In sexual assault cases, the victim’s body is part of the crime scene. When a victim reports to police, a hospital, or a rape crisis center, medical staff will conduct a forensic examination to detect any DNA left behind by an assailant. This process can last four to six hours. During the examination, which usually occurs soon after an assault, the victim’s body is photographed, swabbed, and scraped by strangers. Hairs are plucked and blood is drawn. This evidence is placed inside a sexual assault evidence kit, commonly known as a rape kit.

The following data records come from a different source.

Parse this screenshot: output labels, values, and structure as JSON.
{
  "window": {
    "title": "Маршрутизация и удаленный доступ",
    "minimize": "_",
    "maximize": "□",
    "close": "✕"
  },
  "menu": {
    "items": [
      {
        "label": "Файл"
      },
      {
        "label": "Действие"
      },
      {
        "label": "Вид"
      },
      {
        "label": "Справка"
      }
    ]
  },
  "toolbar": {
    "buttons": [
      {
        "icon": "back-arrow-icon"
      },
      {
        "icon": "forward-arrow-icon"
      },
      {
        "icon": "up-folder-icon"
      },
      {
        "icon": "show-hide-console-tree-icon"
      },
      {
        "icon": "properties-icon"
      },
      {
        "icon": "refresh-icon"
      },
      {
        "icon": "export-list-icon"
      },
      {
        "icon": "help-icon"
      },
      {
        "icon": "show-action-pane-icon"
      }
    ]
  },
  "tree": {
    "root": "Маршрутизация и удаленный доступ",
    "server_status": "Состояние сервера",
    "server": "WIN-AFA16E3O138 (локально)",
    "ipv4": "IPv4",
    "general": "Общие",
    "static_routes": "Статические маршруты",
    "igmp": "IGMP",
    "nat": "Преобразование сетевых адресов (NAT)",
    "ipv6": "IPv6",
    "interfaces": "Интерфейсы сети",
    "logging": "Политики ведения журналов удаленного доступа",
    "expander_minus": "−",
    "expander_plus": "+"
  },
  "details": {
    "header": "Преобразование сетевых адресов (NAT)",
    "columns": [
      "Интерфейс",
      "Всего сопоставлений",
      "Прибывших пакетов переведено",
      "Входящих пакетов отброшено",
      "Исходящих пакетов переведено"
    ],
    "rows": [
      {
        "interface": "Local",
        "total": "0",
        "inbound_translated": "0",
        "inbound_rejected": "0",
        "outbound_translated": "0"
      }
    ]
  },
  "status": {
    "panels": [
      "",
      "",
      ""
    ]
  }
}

DNA evidence from rape kits can solve and prevent serious crimes.  It can identify unknown assailants and connect known offenders to unsolved cases.  It can confirm a victim’s account of the assault and discredit a suspect’s.  It can connect suspects known and unknown to multiple crime scenes.  It can exonerate the falsely convicted or accused.

But across the country, police departments chronically fail to investigate rape cases, leaving rape kits untested.

Unfortunately, a false narrative has taken hold in the public imagination.  This is the “backlog” myth.

Ohio Public Defender Tim Young, whose office has appealed convictions stemming from Cleveland’s previously untested rape kits, criticized the contradictions in emerging rape kit folklore. As reported by the Plain Dealer:

Young said there is a fantastical narrative being wound publicly that DNA testing didn’t exist to police previously and is now miraculously solving cases. “We’ve had DNA testing since the mid-1990s. They (law enforcement) were dilatory in not using it. It’s a continuation of broken police culture that places the police first, not the victims, the defendants – or justice,” he said.

People for the Enforcement of Rape Laws is a program of the Mid-South Peace and Justice Center to monitor law enforcement responses to sexual violence, develop peer advocacy, and organize for criminal justice reform. We urge you to learn more about America’s hidden rape crisis, where it has been exposed, and why it matters. We invite you to take action and support our efforts to make sure law enforcement takes rape seriously.